What you need to do:
Given the records below, pull every line with the word "Lower" into the answer.
====
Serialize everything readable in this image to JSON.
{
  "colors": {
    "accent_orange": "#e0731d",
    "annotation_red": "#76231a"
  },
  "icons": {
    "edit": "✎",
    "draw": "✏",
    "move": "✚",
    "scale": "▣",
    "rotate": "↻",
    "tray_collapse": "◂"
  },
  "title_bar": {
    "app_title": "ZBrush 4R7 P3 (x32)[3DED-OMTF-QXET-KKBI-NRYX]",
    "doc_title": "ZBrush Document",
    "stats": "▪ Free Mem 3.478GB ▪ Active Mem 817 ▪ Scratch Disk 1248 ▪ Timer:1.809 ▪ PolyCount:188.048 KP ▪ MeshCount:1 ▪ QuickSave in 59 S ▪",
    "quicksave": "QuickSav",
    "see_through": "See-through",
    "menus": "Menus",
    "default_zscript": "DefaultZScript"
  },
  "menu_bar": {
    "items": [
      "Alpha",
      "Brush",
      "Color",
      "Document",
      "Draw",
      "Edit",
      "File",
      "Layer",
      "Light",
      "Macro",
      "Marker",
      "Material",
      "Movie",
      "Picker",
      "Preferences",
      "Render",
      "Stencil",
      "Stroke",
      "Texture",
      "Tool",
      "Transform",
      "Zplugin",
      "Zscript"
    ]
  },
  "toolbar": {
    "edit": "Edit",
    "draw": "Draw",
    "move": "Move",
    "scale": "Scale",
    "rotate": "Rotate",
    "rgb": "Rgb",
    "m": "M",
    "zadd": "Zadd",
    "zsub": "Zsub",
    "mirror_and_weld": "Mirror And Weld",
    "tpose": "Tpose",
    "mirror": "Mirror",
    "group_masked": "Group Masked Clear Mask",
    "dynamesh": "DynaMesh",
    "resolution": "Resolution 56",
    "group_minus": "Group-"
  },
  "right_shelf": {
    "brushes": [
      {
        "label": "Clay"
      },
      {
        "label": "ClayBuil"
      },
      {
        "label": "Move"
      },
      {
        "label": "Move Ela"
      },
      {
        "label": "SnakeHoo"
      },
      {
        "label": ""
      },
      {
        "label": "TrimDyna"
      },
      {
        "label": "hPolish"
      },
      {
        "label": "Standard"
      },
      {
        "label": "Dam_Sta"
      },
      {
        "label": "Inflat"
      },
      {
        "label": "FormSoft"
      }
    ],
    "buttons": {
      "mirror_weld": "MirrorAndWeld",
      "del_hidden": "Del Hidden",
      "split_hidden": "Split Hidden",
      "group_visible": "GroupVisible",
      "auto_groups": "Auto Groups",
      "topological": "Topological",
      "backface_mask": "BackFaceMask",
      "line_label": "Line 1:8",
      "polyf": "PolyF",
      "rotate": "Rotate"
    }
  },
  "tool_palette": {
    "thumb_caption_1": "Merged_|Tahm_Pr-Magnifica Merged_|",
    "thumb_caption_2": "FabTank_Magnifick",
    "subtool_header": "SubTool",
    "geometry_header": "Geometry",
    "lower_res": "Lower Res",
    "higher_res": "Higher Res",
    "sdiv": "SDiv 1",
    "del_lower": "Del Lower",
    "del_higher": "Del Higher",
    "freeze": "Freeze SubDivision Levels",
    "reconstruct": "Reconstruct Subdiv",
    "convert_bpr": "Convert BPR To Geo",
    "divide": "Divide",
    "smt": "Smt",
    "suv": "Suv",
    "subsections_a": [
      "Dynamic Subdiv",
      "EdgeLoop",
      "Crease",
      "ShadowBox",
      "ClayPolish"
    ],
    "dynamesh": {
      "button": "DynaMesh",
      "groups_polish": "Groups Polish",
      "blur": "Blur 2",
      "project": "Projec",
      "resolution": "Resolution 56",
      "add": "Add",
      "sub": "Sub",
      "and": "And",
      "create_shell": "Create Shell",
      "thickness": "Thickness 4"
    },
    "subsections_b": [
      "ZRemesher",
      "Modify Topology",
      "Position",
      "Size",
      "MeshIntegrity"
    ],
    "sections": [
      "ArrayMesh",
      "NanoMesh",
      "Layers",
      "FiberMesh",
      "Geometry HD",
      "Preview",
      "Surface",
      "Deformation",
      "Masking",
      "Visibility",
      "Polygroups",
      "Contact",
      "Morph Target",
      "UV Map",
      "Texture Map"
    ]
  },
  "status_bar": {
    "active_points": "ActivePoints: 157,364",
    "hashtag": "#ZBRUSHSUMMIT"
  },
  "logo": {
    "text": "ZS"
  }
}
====
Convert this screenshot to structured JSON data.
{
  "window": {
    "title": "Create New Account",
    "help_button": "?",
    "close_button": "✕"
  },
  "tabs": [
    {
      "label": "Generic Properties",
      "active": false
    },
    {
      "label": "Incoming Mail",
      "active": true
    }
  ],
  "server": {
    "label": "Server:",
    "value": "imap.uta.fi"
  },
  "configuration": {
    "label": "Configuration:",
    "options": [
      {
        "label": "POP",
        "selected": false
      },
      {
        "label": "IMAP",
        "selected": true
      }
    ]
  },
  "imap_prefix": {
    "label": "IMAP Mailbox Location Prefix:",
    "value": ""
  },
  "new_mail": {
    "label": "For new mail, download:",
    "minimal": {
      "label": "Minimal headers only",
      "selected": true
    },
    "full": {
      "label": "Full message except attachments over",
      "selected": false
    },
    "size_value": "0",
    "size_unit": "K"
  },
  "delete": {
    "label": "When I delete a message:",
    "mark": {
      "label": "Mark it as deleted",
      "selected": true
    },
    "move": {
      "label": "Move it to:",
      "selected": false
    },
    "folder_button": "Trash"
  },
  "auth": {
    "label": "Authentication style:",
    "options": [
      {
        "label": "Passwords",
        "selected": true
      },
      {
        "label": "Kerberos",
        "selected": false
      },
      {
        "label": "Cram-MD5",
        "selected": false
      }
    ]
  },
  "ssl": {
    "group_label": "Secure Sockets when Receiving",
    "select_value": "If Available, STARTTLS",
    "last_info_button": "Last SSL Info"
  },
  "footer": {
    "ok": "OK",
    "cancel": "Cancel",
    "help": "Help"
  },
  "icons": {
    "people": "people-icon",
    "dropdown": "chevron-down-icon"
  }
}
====
Final answer:
    "lower_res": "Lower Res",
    "del_lower": "Del Lower",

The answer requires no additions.